AIM OF THE EXERCISE:
Filter the entries for lines with the word "Contacts".

DATA IN THIS EXERCISE:
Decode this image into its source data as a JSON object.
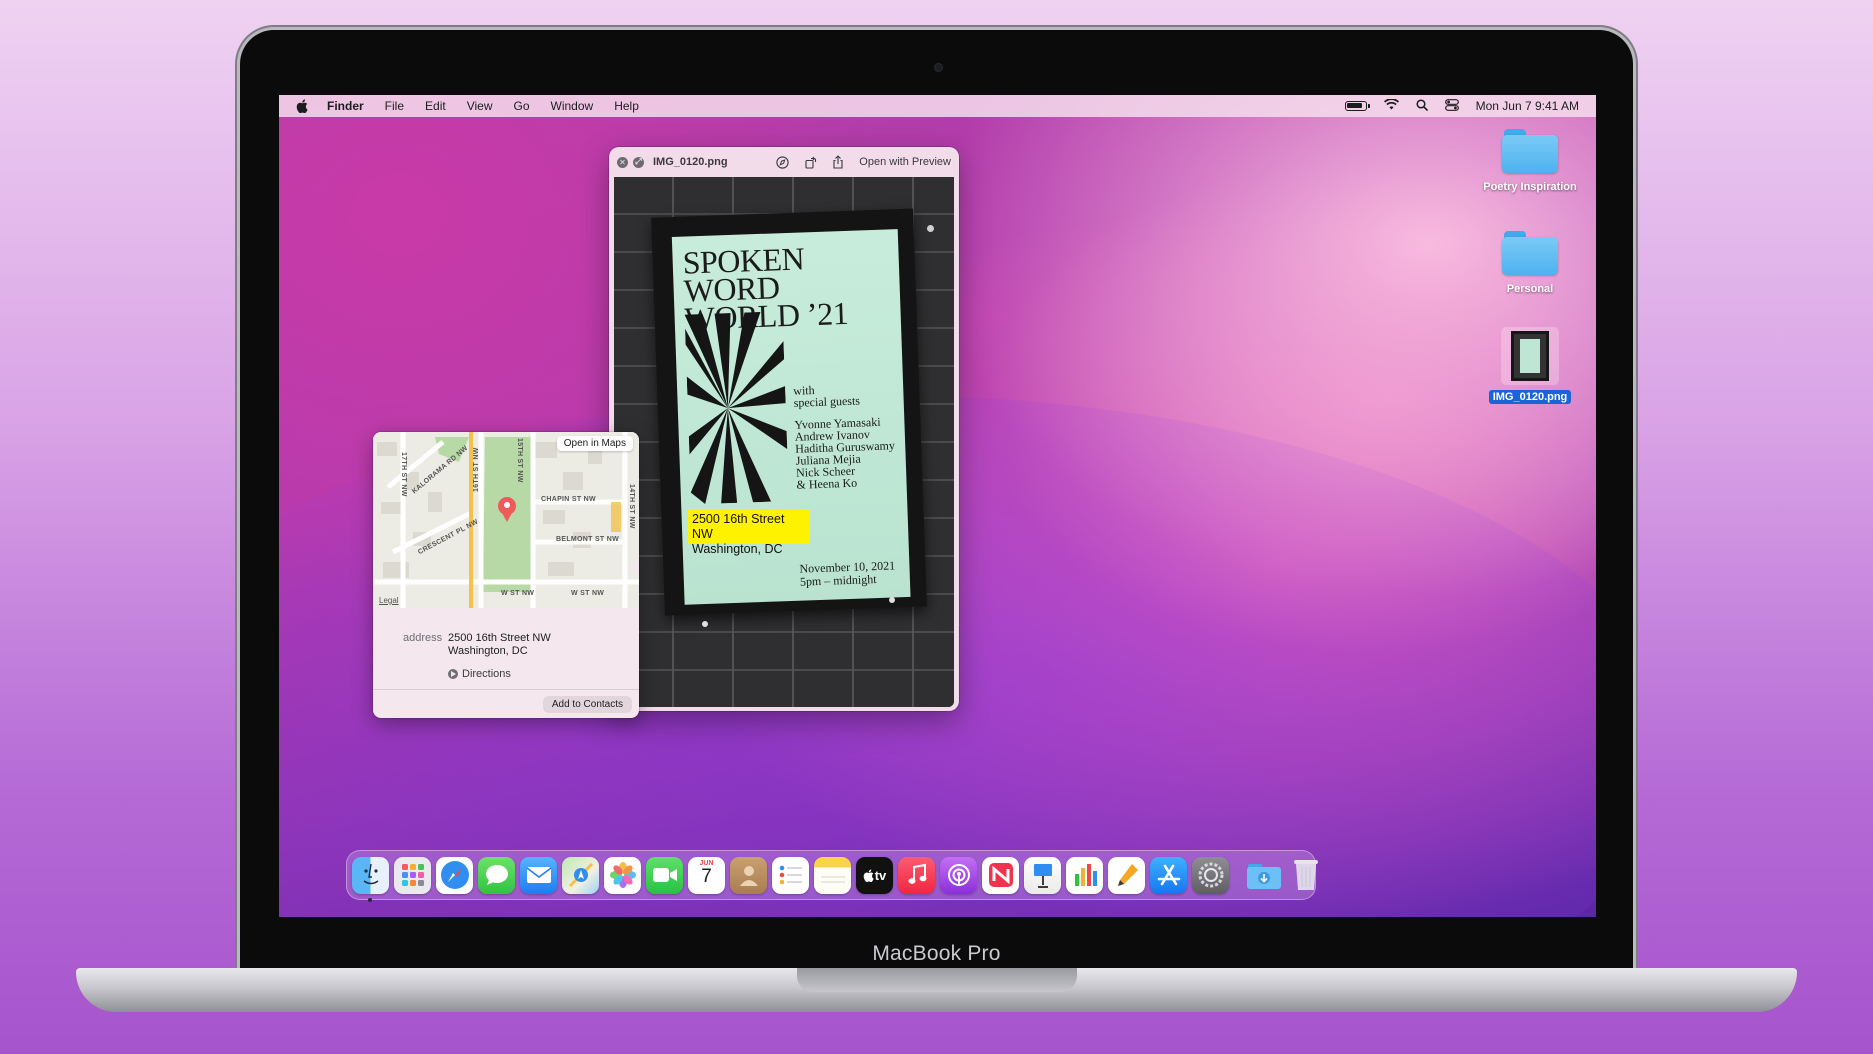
{
  "device": {
    "label": "MacBook Pro"
  },
  "menubar": {
    "app_name": "Finder",
    "items": [
      "File",
      "Edit",
      "View",
      "Go",
      "Window",
      "Help"
    ],
    "clock": "Mon Jun 7  9:41 AM"
  },
  "desktop": {
    "icons": [
      {
        "label": "Poetry Inspiration",
        "kind": "folder"
      },
      {
        "label": "Personal",
        "kind": "folder"
      },
      {
        "label": "IMG_0120.png",
        "kind": "image",
        "selected": true
      }
    ]
  },
  "quicklook": {
    "filename": "IMG_0120.png",
    "open_with_label": "Open with Preview",
    "poster": {
      "title_line1": "SPOKEN WORD",
      "title_line2": "WORLD ’21",
      "with_line1": "with",
      "with_line2": "special guests",
      "guests": [
        "Yvonne Yamasaki",
        "Andrew Ivanov",
        "Haditha Guruswamy",
        "Juliana Mejia",
        "Nick Scheer",
        "& Heena Ko"
      ],
      "date_line1": "November 10, 2021",
      "date_line2": "5pm – midnight"
    },
    "detected_text": {
      "line1": "2500 16th Street NW",
      "line2": "Washington, DC"
    }
  },
  "map_popover": {
    "open_in_maps_label": "Open in Maps",
    "legal_label": "Legal",
    "streets": [
      "16TH ST NW",
      "15TH ST NW",
      "14TH ST NW",
      "17TH ST NW",
      "KALORAMA RD NW",
      "CHAPIN ST NW",
      "CRESCENT PL NW",
      "BELMONT ST NW",
      "W ST NW",
      "W ST NW"
    ],
    "address_key": "address",
    "address_line1": "2500 16th Street NW",
    "address_line2": "Washington, DC",
    "directions_label": "Directions",
    "add_contacts_label": "Add to Contacts"
  },
  "dock": {
    "apps": [
      "Finder",
      "Launchpad",
      "Safari",
      "Messages",
      "Mail",
      "Maps",
      "Photos",
      "FaceTime",
      "Calendar",
      "Contacts",
      "Reminders",
      "Notes",
      "TV",
      "Music",
      "Podcasts",
      "News",
      "Keynote",
      "Numbers",
      "Pages",
      "App Store",
      "System Preferences",
      "Downloads",
      "Trash"
    ],
    "calendar_month": "JUN",
    "calendar_day": "7",
    "tv_label": "tv"
  },
  "colors": {
    "highlight": "#fff200",
    "selection": "#1b64d8",
    "folder": "#5ab8f0"
  }
}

COMPLETED TASK:
    "add_contacts_label": "Add to Contacts"
      "Contacts",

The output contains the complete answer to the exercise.